**PROBLEM TO SOLVE:** Count each line below that has the word "action" in it, and give only the total.

**PROVIDED ENTRIES:**
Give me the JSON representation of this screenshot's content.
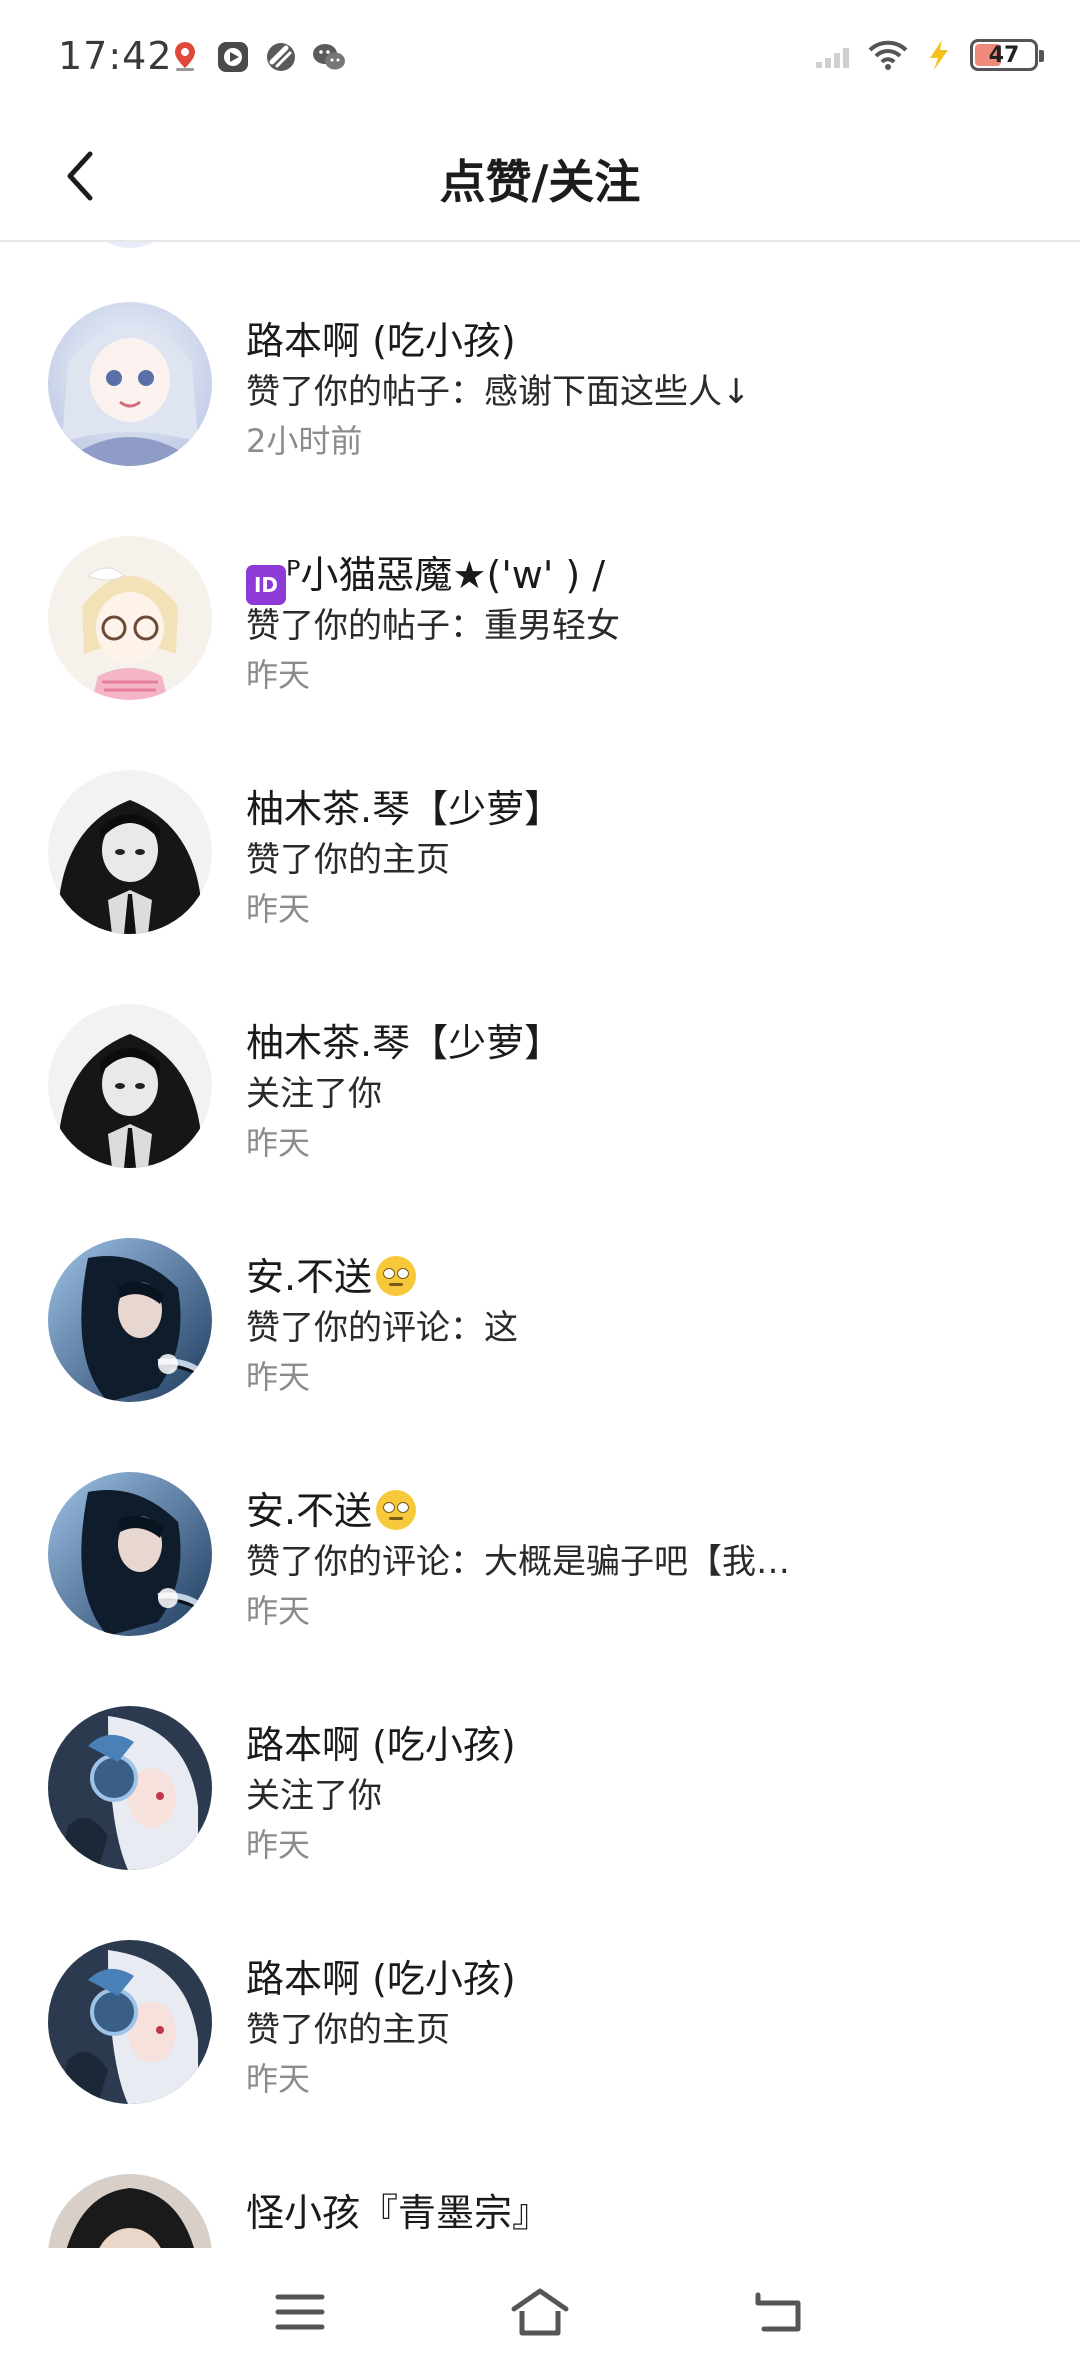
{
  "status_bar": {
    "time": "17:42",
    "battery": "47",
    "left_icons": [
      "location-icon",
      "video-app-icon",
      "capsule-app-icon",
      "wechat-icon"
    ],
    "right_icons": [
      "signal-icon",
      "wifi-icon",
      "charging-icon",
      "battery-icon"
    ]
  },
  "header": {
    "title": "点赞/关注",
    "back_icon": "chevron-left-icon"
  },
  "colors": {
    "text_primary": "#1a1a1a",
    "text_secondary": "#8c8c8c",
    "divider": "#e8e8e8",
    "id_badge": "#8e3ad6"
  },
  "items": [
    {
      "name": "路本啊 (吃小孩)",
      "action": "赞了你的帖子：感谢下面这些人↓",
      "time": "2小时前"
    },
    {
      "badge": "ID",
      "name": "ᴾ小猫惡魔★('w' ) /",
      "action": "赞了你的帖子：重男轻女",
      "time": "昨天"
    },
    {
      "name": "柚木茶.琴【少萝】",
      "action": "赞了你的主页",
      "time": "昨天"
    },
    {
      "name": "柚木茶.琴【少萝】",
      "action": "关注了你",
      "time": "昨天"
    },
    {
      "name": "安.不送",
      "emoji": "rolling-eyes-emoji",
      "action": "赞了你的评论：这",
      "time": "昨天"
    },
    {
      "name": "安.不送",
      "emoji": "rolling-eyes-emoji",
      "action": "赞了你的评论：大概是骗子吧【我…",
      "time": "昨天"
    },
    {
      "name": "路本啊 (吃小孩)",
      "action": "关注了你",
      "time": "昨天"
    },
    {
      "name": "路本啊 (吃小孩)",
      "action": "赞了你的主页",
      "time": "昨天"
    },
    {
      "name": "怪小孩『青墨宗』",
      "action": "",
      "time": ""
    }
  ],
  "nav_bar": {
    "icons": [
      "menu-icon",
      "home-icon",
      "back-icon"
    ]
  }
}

**ANSWER FOR THE TASK:** 9